Lastly, signage was gotten from the incomperable Fallout 3 computer game. Yes, you can take those graphics out with something that can understand Jupiter Engine files, and if you have a program that can understand .dds graphics files, you can convert them and print them out. Purely as an artistic collage, of course.
Yes indeed, this is the slave pen from Vault City out of Fallout 2. The columns were from a 20mm ancient temple resin model that he wasn't going to build.
The bars are cut from some sort of sheet of embroidery backing and painted to taste. The barbed wire is simply wire wrapped around a brush handle and strung on top.
Thoroughly rusted out, it would make a perfect objective for a Fallout-based game.
This is a more recent model. It's basically just a shell composed of a little hippie van from the movie "Cars". It illustrates the Crap Water technique applied directly to unprimered plastic. Dry-brushing did the rest.
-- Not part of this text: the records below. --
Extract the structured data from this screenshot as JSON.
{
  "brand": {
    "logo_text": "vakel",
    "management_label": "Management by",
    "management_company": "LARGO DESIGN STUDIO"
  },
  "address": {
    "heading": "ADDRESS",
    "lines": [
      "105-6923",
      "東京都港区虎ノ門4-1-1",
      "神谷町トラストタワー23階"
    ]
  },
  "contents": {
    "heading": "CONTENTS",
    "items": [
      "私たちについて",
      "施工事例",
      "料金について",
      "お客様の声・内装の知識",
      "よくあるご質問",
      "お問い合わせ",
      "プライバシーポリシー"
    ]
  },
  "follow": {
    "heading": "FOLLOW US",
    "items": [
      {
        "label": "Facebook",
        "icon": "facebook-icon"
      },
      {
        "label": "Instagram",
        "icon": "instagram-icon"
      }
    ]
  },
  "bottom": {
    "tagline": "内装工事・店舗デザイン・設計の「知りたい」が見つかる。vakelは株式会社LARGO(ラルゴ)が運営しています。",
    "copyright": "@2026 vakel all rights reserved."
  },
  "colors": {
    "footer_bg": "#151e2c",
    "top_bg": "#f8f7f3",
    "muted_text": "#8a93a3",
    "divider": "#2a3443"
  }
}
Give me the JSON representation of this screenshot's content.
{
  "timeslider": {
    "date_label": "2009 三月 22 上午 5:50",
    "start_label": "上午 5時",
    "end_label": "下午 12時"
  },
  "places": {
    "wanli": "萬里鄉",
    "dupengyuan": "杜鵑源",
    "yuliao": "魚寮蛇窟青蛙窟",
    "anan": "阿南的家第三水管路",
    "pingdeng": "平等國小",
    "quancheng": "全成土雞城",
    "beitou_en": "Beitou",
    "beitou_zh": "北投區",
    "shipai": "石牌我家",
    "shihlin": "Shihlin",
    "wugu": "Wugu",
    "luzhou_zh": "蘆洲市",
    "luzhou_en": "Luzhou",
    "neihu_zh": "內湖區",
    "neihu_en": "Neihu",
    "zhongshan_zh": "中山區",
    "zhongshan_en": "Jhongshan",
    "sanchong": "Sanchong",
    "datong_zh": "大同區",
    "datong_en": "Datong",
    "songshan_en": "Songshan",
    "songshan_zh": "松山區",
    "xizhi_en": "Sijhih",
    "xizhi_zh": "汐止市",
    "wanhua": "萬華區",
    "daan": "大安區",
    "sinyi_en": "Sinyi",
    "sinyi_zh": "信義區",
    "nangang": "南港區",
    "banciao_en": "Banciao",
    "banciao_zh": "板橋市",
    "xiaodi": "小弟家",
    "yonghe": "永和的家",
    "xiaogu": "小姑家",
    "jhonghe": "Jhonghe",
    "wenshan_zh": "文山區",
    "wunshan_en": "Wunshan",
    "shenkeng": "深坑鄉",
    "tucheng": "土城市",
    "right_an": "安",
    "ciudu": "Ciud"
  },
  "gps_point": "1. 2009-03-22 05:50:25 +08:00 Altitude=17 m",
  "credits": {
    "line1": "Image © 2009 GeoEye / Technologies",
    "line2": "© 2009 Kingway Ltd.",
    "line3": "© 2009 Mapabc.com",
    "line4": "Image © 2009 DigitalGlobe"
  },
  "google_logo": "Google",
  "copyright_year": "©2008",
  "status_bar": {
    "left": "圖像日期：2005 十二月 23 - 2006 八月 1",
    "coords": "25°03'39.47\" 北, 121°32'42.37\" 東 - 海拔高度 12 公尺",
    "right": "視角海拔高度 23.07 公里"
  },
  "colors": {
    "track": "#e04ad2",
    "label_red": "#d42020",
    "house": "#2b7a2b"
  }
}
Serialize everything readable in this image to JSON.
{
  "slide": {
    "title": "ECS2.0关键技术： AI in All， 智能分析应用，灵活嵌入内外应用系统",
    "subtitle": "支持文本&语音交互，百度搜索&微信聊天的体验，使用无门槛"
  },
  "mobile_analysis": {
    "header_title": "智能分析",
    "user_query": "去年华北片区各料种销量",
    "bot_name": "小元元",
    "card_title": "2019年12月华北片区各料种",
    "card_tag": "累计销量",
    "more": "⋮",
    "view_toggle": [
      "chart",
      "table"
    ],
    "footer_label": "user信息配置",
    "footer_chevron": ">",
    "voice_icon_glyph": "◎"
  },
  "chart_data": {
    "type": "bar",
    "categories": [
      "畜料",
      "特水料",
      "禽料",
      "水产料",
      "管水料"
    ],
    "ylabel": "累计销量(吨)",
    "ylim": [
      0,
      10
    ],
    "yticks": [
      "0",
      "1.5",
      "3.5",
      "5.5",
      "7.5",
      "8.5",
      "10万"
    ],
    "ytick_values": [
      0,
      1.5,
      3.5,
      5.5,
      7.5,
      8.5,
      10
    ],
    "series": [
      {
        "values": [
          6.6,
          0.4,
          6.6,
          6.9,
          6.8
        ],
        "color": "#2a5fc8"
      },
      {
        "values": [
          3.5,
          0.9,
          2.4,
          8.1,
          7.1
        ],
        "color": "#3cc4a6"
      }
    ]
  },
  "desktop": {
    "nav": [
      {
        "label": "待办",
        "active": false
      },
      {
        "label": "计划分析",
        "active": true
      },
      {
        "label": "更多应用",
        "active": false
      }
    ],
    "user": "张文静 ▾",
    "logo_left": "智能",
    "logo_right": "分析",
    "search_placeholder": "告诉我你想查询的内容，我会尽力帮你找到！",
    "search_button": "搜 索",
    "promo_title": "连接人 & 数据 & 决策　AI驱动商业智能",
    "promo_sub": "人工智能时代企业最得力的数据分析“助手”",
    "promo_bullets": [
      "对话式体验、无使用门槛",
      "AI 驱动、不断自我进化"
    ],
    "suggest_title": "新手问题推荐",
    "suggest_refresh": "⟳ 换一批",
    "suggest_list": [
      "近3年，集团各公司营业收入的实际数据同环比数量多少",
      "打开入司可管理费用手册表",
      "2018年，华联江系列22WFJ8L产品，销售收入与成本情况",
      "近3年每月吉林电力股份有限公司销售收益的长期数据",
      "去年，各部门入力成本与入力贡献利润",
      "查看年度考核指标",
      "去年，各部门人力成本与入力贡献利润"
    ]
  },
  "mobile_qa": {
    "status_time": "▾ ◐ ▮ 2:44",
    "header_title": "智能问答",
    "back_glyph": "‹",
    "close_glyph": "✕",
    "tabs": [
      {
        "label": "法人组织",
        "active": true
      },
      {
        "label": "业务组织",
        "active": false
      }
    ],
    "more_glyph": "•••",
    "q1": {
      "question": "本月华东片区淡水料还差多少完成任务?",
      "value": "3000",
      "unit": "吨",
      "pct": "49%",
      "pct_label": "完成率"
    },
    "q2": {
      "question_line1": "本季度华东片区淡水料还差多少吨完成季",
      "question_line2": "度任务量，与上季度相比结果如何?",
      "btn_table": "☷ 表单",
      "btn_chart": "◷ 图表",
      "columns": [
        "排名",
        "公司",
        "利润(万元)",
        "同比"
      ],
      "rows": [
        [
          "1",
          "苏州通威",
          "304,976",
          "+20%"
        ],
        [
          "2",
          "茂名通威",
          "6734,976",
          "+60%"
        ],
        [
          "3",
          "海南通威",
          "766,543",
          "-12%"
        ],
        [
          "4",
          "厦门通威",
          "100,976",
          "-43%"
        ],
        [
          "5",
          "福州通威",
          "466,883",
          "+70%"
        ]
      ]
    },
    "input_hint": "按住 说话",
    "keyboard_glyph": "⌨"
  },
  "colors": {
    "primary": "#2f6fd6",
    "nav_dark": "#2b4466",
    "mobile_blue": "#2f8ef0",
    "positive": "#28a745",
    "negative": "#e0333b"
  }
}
I can just imagine the "Palmistry" going on here. The best you'll get is some dippy chick asking "Do you want your palms Read?" and then when you say yes she paints your palm with red paint in the classic Bugs Bunny Style.
This being a post-apocalyptic world, a mere quizzical look is not likely to be the response, unlike the cartoon.
A nice police paddy wagon in scale, picked up at the goodwill thrift store for less than a buck.
This postal vehicle is actually an item that was once sold by the post office....
AS A STAMP DISPENSER!
Once again, heavy crap water and dry-brushing.
An escort vehicle. The last of the Heller kits used up. This is a work still in progress ....
Ah yes. The old SUPERCADDY. This model is so old it dates back to one of the first skank games we ever ran. The one where Fast Eddie bit the dust.
Fond, fond memories.
A recently converted Humvee features added stowage, armor, and is heavily dry brushed with tan to simulate a long, long, trek across the wastelands.
The "Mister Haney" mobile
Well, Chuck really outdid himself on this one. The mobile "store" and tinker's workshop of the infamous J.R. Haney, the salesman of the wastes. You know, HONEST, like that guy out of thunderdome selling fallout-contaminated water to people. If you don't know who "Mr. Haney" was, go ask your mom . She'll clue you in.
Just a basic chassis and shell really. You could use a model kit or a stripped-down die cast model car. Then add bits and bits and Bits and finally more BITS until you have something that looks like a rolling Fred Sanford emporium. If you don't know who Fred Sanford was, ask your Dad. He'll clue you in, you big Dummy.
Lastly, some miniatures....
These bikers are from Old Glory Miniatures' Road Kill line. Vampire , Werewolf, and other bikers available. Vamps or brotherhood would probably be the better choice for post apocalyptic, but hey, I don't judge. Great Harleys.
And of course some home-brewed conversions...
As well as some old favorites.